TO DO: Report every line in the records below that holds the word "library".

Entries from a dataset of interfaces:

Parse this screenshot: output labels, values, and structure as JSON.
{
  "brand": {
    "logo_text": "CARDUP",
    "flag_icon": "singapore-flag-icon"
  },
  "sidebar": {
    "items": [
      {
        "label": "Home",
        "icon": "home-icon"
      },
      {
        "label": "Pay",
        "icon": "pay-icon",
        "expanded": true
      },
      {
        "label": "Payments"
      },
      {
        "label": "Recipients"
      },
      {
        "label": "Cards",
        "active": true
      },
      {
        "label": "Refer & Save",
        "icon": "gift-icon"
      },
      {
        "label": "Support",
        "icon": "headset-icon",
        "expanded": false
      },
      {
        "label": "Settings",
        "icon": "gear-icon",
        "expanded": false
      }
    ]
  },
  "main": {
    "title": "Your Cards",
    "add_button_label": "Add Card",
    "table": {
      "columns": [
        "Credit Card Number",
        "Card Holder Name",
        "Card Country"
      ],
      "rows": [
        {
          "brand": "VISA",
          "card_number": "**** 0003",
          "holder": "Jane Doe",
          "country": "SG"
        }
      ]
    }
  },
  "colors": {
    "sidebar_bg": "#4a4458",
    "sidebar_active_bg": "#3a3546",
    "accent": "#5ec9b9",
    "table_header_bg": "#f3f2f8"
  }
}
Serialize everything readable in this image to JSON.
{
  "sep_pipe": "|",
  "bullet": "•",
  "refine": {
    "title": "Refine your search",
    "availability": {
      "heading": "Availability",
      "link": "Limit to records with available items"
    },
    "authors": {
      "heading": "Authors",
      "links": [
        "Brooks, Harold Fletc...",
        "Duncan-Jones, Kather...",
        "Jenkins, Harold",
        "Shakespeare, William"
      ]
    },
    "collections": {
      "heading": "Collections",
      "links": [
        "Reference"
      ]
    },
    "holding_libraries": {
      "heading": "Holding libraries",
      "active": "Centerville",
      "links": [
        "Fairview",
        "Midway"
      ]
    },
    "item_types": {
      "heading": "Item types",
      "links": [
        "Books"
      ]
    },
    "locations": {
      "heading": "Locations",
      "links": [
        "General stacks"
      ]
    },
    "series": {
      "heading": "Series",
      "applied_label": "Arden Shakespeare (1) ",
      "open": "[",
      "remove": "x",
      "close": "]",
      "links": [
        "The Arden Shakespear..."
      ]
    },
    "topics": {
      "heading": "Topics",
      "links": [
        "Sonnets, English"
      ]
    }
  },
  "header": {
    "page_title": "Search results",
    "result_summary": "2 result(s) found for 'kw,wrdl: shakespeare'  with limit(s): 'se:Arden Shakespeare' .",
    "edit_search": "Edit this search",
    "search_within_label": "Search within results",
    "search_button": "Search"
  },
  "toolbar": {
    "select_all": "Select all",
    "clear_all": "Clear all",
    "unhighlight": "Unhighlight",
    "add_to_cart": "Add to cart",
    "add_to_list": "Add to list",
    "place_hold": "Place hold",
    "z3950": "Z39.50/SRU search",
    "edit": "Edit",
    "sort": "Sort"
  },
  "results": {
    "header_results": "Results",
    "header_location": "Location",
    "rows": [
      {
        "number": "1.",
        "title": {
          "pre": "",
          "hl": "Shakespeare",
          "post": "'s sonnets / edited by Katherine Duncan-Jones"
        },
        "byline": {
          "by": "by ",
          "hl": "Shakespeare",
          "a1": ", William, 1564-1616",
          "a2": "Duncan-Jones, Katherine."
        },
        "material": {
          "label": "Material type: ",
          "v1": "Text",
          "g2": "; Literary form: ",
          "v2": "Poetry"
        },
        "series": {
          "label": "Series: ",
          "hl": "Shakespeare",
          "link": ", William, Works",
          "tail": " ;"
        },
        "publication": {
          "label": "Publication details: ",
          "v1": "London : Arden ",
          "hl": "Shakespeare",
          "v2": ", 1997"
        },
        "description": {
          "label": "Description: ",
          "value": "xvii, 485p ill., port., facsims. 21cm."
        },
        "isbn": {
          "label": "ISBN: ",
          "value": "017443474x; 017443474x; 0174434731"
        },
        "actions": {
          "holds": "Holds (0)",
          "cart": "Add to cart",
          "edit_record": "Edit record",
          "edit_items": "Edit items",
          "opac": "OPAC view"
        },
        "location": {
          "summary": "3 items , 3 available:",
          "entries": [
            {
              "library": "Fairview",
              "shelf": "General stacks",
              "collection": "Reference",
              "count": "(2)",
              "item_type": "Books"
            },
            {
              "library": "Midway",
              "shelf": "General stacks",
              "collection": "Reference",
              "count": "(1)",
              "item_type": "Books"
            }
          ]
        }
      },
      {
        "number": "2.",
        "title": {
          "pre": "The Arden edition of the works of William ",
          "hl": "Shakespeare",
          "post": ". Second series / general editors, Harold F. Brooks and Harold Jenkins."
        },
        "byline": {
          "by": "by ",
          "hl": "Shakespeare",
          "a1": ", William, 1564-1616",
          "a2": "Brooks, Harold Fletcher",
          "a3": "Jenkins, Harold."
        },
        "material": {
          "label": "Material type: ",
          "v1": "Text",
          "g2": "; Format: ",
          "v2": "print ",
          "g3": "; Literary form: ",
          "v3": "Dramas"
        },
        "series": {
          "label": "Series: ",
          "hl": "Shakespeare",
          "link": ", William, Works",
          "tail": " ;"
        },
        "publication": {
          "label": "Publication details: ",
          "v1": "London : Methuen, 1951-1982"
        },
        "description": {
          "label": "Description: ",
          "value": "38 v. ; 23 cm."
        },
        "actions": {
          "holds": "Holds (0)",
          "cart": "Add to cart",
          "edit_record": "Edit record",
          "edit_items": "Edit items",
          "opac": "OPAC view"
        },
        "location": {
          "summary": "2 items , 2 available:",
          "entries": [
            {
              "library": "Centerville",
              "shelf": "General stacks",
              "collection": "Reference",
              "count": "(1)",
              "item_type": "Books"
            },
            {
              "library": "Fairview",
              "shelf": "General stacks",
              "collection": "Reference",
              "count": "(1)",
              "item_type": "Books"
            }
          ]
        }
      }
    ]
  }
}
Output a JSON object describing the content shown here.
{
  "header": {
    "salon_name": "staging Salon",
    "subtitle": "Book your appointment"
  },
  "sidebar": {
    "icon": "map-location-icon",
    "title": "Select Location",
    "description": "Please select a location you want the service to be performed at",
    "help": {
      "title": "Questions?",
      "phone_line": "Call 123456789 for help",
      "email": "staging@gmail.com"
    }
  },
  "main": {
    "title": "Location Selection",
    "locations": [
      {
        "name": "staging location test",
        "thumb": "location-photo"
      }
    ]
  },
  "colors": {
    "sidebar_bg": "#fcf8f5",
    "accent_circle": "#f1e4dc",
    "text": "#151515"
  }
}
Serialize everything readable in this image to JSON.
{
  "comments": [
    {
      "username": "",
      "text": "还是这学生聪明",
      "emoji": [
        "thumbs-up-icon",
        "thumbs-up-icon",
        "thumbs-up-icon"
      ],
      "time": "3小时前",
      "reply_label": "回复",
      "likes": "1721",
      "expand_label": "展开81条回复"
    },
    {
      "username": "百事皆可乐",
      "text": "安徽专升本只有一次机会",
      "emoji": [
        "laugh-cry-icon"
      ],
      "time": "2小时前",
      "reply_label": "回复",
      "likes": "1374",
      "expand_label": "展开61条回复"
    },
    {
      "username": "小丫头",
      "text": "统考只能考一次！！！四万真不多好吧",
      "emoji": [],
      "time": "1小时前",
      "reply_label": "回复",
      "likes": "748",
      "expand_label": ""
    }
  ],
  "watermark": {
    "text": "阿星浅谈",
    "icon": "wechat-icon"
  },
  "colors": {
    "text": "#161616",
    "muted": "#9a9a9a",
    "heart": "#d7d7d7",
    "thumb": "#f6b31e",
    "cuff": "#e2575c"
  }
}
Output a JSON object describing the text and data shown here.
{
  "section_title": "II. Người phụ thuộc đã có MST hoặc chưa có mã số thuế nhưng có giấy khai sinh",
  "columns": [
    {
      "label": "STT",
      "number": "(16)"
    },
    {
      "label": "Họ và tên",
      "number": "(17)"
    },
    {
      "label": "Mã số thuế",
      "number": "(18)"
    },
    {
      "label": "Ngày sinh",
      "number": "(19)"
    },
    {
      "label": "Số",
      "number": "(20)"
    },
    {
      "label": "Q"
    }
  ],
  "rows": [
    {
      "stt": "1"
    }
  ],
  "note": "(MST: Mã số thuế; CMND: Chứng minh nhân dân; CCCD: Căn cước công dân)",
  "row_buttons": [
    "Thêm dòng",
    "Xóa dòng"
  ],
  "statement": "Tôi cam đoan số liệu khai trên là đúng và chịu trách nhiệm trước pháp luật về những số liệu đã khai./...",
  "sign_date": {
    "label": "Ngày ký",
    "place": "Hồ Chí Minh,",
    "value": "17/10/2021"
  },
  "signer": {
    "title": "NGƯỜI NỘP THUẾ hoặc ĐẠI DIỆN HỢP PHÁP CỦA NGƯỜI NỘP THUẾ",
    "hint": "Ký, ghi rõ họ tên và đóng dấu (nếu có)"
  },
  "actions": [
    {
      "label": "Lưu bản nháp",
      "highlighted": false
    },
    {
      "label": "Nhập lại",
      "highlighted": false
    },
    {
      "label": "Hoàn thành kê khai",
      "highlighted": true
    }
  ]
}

OUTPUT FOR THIS EXERCISE:
              "library": "Fairview",
              "library": "Midway",
              "library": "Centerville",
              "library": "Fairview",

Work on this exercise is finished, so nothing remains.